§ **What you will do**: Report how many lines below include the string "Budget". Please keep the reply to that number.

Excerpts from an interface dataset
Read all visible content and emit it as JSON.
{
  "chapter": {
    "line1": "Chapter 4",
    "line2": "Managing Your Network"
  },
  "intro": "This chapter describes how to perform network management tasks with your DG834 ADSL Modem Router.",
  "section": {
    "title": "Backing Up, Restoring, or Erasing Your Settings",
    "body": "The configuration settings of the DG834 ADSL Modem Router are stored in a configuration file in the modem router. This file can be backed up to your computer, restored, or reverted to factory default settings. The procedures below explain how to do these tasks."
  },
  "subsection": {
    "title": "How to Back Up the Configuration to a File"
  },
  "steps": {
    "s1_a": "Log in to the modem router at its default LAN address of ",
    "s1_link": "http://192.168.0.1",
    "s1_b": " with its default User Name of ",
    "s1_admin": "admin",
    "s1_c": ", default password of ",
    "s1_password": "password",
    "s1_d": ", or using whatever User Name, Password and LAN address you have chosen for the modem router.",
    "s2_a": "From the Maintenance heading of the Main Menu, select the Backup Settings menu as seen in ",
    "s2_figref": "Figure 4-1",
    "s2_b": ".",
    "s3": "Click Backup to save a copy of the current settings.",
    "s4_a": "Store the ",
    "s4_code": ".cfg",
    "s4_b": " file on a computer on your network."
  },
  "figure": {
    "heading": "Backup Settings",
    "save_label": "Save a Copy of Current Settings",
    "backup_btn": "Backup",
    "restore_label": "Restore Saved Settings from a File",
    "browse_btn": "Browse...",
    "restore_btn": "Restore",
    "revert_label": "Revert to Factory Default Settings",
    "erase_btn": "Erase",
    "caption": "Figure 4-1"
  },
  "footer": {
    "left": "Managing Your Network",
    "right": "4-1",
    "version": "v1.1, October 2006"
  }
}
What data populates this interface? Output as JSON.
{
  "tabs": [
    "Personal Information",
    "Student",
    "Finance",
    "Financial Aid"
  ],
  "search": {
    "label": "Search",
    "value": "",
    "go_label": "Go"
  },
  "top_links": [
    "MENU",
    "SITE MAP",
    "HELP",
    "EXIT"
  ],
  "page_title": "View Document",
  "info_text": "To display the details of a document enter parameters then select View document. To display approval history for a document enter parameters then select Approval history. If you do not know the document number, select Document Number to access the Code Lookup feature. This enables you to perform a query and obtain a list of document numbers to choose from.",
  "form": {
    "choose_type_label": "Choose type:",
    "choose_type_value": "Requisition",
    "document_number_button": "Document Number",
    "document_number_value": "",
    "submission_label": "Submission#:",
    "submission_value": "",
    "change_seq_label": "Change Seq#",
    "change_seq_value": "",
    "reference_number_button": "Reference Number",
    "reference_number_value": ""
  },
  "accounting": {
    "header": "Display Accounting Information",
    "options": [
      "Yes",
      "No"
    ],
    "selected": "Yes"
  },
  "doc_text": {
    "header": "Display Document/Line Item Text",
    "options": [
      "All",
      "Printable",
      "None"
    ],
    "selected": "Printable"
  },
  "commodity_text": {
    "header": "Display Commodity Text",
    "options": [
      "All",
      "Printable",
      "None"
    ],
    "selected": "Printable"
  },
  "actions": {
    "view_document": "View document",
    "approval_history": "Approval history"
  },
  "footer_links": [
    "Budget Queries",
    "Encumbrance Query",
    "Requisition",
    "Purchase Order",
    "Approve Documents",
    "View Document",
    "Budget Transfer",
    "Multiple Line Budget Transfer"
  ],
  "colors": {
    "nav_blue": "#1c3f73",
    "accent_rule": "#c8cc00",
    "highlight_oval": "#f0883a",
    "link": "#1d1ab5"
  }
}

§ **Task answer**: 3